“…sooner or later, all of us are ushered by fate, by the actions of others, by choices we make, both conscious and unconscious, into places we do not wish to visit. Such rooms in our common psychic mansion we label depression, loss, grief, addiction, anxiety, envy, shame, and the like…In these dismal environs we are flooded by anxiety because the fact of being out of control is no longer deniable. Accordingly, and typically, we tend to kick into our former management systems – denial, projection onto others, addiction, frenetic activity – and we mire deeper and deeper in the swamp.”

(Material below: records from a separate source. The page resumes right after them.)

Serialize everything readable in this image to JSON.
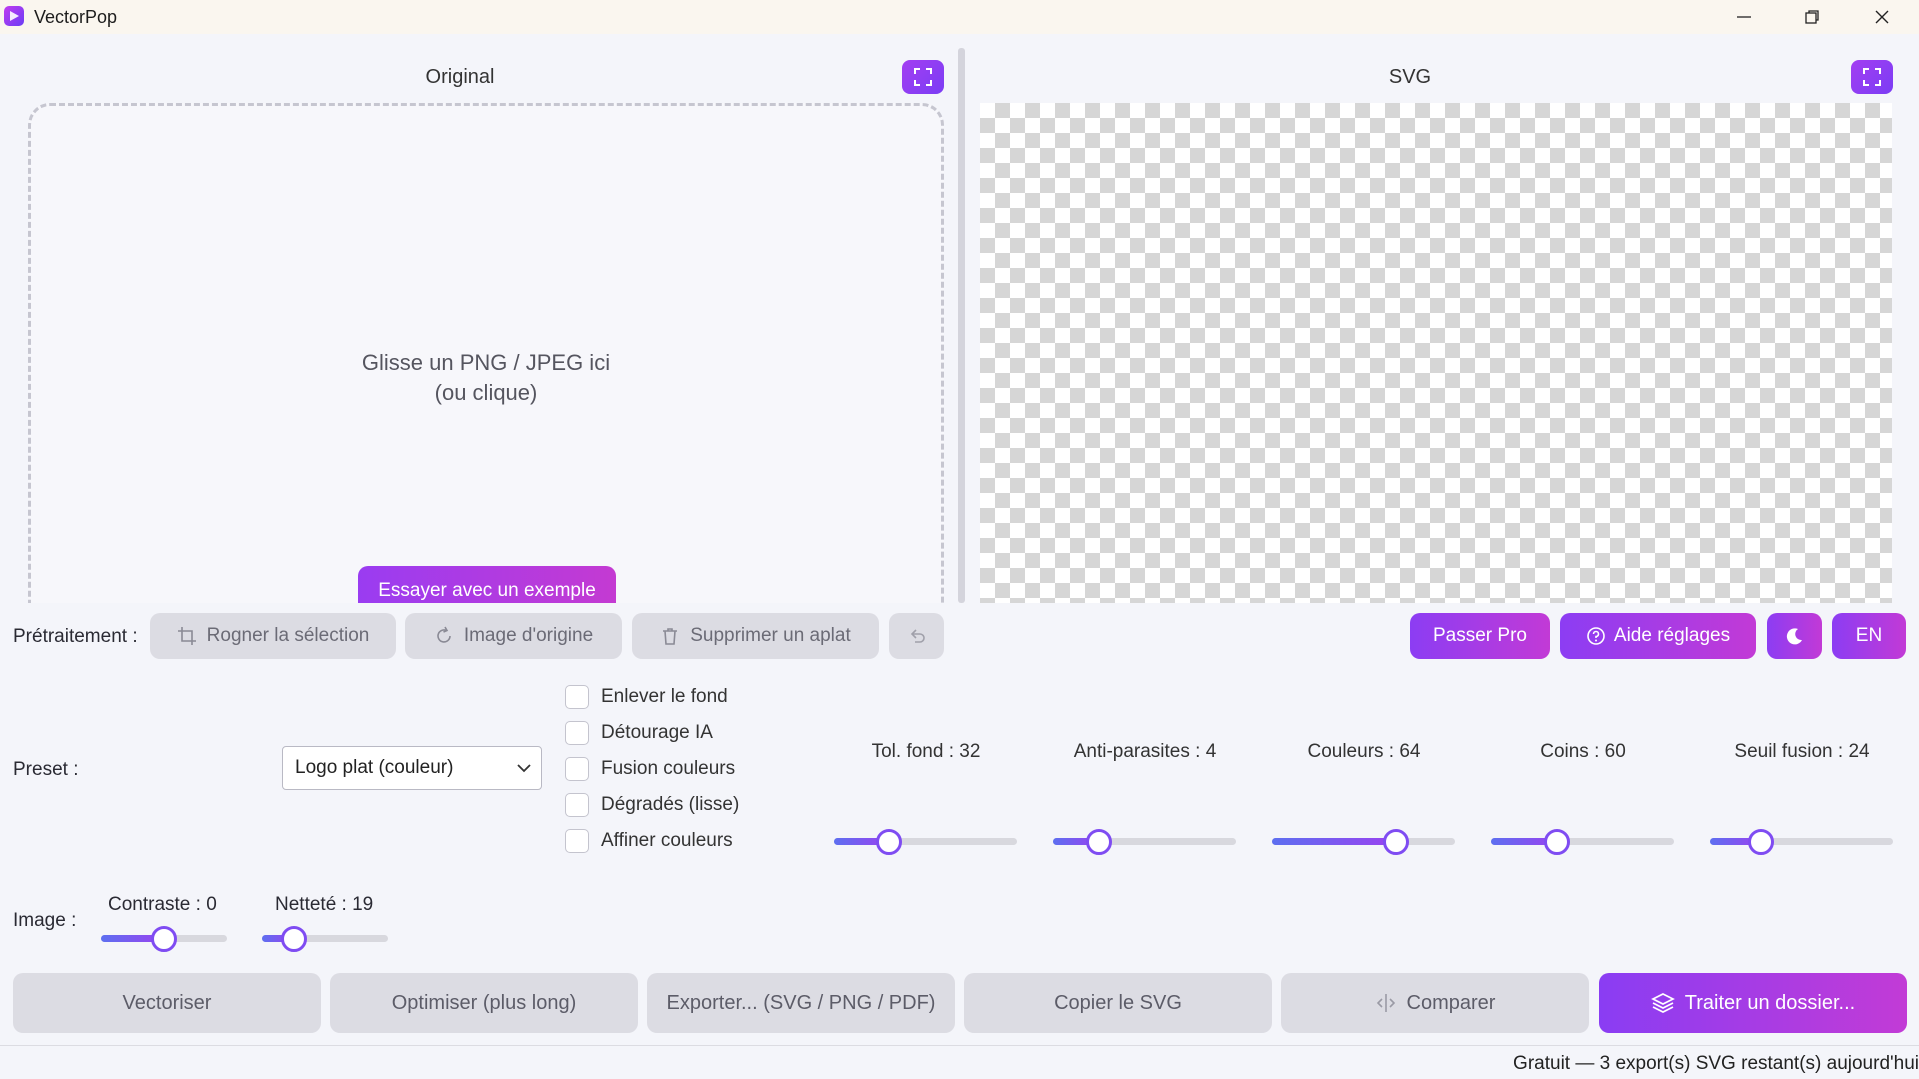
{
  "window": {
    "title": "VectorPop",
    "controls": [
      "minimize",
      "restore",
      "close"
    ]
  },
  "panels": {
    "original_title": "Original",
    "svg_title": "SVG"
  },
  "dropzone": {
    "line1": "Glisse un PNG / JPEG ici",
    "line2": "(ou clique)",
    "example_button": "Essayer avec un exemple"
  },
  "preprocess": {
    "label": "Prétraitement :",
    "crop": "Rogner la sélection",
    "original_image": "Image d'origine",
    "remove_flat": "Supprimer un aplat",
    "undo_icon": "undo-icon"
  },
  "top_right": {
    "pro": "Passer Pro",
    "help": "Aide réglages",
    "theme_icon": "moon-icon",
    "language": "EN"
  },
  "preset": {
    "label": "Preset :",
    "selected": "Logo plat (couleur)"
  },
  "options": [
    {
      "label": "Enlever le fond",
      "checked": false
    },
    {
      "label": "Détourage IA",
      "checked": false
    },
    {
      "label": "Fusion couleurs",
      "checked": false
    },
    {
      "label": "Dégradés (lisse)",
      "checked": false
    },
    {
      "label": "Affiner couleurs",
      "checked": false
    }
  ],
  "sliders": [
    {
      "label": "Tol. fond : 32",
      "value": 32,
      "level": 0.3
    },
    {
      "label": "Anti-parasites : 4",
      "value": 4,
      "level": 0.25
    },
    {
      "label": "Couleurs : 64",
      "value": 64,
      "level": 0.68
    },
    {
      "label": "Coins : 60",
      "value": 60,
      "level": 0.36
    },
    {
      "label": "Seuil fusion : 24",
      "value": 24,
      "level": 0.28
    }
  ],
  "image": {
    "label": "Image :",
    "contrast_label": "Contraste : 0",
    "contrast_level": 0.5,
    "sharpness_label": "Netteté : 19",
    "sharpness_level": 0.25
  },
  "actions": {
    "vectorize": "Vectoriser",
    "optimize": "Optimiser (plus long)",
    "export": "Exporter... (SVG / PNG / PDF)",
    "copy": "Copier le SVG",
    "compare": "Comparer",
    "batch": "Traiter un dossier..."
  },
  "status": {
    "text": "Gratuit — 3 export(s) SVG restant(s) aujourd'hui"
  },
  "colors": {
    "accent_start": "#8a3df3",
    "accent_end": "#c23bd6",
    "disabled_button": "#dcdce3"
  }
}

How’s that for a cheery start to a reflection! In his book What Matters Most, Jungian analyst James Hollis ventures into our “dismal environs” in an attempt to name and claim the fact that no one escapes the inevitability of soul-searing times. Try as we might to outrun them, the likes of depression, loss, grief, etc., will eventually catch up to us. Hollis intimates that a better tactic would be to adopt the wisdom of philosopher Ralph Waldo Emerson who says that if a dog is chasing you, stop and whistle for it!
The reason it is wise to embrace “such rooms in our common psychic mansion” is that by doing so we open the door to our soul. It’s been said that religious people believe in hell, spiritual people have been there. When we face what we fear, we not only take away much of its power, but we also come to realize that we have the capacity to prevail; there is within us a Presence and Power waiting to be discovered.
Anne LaMott is not only an author, but a person who knows what it is like to face her demons. She refers to that Presence and Power when she states that courage is fear that has said its prayers. The courage to face what frightens us does not dispel fear, but opening ourselves to a Higher/Inner Power enables us to move through our fear and to enter with confidence “places we do not wish to visit.”
Buddhist’s say that when you walk into the fire, you find out it’s raining in there! Nothing is as bad as it seems from the outside, but we have to enter the swamplands of the soul in order to experience this.
5 thoughts on “Swamplands of the Soul”
Nice content for contemplating methods of embracing our fears. I have found this concept extremely helpful throughout my life. I have not found a fear that I could not embrace and each fear subsided as much as I faced it. Good points for making life more meaningful, fun and healthier (mind, body and soul). I also like your reference quotes used through your writing. Thank you Tom
Thank you, Tom. The choice of the word “mansions” evoked for me a poem from Rumi:
The Guest House
This being human is a guest house.
Every morning a new arrival.
A joy, a depression, a meanness,
some momentary awareness comes
as an unexpected visitor.
Welcome and entertain them all!
Even if they are a crowd of sorrows,
who violently sweep your house
empty of its furniture,
still, treat each guest honorably.
He may be clearing you out
for some new delight.
The dark thought, the shame, the malice.
meet them at the door laughing and invite them in.
Be grateful for whatever comes.
because each has been sent
as a guide from beyond.
— Jellaludin Rumi,
Johanes Metz, a German theologian who just died a couple weeks ago wrote a little book called “Poverty of Spirit.” It is about God embracing humanity, and the challenge for us to embrace our humanity. Once we do, we feel God embracing us. This is the redeeming aspect of Poverty of Spirit.
Thanks for your comment, Vic. I didn’t realize that Metz died. Read the book long ago – a real classic. I hope all is well with you. I’m still, and will always be, grateful for the way you presided at my mother’s funeral – two years to the day, or close to it.